In the Loop

Thoreau's Ear

  • Date & Time
    • Friday, February 13, 2015 1:55pm to 2:45pm

      Colloquium - Reception to follow

    • Thursday, February 12, 2015 4:00pm to 5:00pm

      Roundtable discussion with musicology graduate students

  • Cost
    • Free
  • Description

    Musicology Colloquium

    Jeff Todd Titon is Emeritus Professor
    Brown University

    Henry David Thoreau (1817-1862) was the only 19th century US writer of the very first rank who paid prolonged and intense attention to sound-worlds, particularly non-human ones. As a naturalist, Thoreau’s fieldwork not only involved botany but also sound-collecting. Relying on his Journal and other written work, I show how Thoreau understood music as sound, paying particular attention to his writings on ambient sound and animal sound communication in acoustic ecological niches; showing how he understood sound announces presence and enables co-presence; and pointing to his development of a relational epistemology and alternative economy based in sound. 

    Jeff Todd Titon is emeritus professor of music, Brown University, where for 27 years he directed the doctoral program in ethnomusicology. He received the Ph.D. in 1971 from the University of Minnesota, studying musicology with Johannes Riedel and ethnomusicology with Alan Kagan. Known as a pioneer in phenomenological ethnography, applied ethnomusicology, and ecomusicology, his most recent work integrates music within the larger context of sound in the natural world and the built environment, and he has issued an appeal for a sound commons for all living creatures. His current research may be tracked on his blog at    

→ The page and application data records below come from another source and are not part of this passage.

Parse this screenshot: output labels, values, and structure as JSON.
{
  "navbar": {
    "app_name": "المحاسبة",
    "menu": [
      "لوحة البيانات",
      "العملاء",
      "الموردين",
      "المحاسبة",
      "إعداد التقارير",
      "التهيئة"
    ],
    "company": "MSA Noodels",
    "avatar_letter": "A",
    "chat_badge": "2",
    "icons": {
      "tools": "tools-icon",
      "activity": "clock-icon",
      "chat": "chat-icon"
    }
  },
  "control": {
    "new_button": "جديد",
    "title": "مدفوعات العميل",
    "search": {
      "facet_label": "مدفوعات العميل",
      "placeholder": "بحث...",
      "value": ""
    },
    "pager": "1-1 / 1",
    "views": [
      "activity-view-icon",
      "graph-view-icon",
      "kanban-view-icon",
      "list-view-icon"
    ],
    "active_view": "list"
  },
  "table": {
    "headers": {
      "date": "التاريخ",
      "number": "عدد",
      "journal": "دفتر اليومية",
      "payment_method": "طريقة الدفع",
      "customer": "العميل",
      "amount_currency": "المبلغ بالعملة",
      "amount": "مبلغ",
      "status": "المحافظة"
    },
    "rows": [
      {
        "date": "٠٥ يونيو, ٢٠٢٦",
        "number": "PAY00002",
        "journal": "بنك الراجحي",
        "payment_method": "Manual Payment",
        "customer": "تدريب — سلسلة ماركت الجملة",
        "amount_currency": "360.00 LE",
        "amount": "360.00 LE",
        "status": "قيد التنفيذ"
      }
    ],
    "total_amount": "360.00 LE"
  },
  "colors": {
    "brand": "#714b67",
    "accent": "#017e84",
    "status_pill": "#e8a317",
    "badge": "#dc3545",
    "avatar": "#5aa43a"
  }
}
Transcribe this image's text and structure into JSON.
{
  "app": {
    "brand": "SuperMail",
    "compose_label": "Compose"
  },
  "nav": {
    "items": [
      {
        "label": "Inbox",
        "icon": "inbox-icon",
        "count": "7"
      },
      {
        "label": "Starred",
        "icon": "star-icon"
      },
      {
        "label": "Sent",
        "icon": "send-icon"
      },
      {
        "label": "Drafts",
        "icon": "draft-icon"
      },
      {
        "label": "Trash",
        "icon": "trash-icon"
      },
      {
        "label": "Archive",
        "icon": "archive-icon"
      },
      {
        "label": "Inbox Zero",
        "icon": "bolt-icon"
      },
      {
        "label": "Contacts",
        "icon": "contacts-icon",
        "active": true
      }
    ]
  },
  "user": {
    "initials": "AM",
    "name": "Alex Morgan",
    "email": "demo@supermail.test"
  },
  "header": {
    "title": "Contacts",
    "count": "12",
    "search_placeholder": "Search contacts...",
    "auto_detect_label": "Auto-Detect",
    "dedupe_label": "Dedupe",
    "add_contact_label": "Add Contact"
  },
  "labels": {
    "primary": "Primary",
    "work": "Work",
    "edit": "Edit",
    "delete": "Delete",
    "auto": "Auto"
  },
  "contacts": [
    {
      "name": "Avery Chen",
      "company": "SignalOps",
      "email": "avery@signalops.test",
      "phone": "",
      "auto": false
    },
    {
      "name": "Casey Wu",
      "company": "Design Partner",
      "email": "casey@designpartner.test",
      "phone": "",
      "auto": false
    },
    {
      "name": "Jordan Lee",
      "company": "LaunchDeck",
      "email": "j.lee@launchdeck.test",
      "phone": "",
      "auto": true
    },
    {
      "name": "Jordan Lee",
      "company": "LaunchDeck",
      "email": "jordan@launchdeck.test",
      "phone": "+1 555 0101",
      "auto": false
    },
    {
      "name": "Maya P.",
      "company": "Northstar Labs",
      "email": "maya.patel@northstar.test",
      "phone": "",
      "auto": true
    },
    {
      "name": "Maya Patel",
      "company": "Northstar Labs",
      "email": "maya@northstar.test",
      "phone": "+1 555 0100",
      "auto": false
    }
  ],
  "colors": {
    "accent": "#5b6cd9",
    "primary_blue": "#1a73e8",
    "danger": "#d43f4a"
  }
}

  • Venue
    University Auditorium
    Room #
    Friends of Music Room
    333 Newell Drive
    University Auditorium Website